**Problem description**
In the records below, find the lines that include "screenshot" and copy each.

**Supplied information**
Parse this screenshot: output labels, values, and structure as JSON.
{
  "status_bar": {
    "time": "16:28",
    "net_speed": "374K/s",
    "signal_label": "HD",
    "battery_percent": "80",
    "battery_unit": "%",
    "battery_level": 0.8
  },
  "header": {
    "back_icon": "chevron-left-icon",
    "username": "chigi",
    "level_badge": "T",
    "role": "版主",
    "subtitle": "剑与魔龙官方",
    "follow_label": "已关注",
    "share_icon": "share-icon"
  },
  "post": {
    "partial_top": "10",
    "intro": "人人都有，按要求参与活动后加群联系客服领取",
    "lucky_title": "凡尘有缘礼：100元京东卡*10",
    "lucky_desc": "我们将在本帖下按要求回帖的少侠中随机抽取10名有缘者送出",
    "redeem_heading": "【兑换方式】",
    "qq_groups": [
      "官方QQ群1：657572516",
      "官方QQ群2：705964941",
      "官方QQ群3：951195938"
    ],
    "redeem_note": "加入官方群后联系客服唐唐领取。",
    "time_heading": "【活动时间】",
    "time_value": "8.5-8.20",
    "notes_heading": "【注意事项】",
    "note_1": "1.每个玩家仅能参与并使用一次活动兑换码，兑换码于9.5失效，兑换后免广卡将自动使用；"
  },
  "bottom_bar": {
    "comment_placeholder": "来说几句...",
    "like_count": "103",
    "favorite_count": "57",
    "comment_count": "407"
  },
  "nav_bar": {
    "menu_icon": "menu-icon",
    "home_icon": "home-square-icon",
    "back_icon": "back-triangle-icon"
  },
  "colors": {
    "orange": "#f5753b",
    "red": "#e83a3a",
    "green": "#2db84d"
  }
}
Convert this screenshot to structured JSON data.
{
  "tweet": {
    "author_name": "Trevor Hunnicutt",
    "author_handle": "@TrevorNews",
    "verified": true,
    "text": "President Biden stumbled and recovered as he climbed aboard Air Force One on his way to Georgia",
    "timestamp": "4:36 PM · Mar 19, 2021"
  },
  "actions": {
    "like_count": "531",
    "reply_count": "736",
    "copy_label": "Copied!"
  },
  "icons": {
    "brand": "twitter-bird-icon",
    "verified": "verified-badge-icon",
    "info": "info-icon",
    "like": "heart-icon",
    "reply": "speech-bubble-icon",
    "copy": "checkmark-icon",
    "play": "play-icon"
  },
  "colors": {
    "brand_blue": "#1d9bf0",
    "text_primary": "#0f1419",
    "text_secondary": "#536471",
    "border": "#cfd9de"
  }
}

**Result of the exercise**
Parse this screenshot: output labels, values, and structure as JSON.
Convert this screenshot to structured JSON data.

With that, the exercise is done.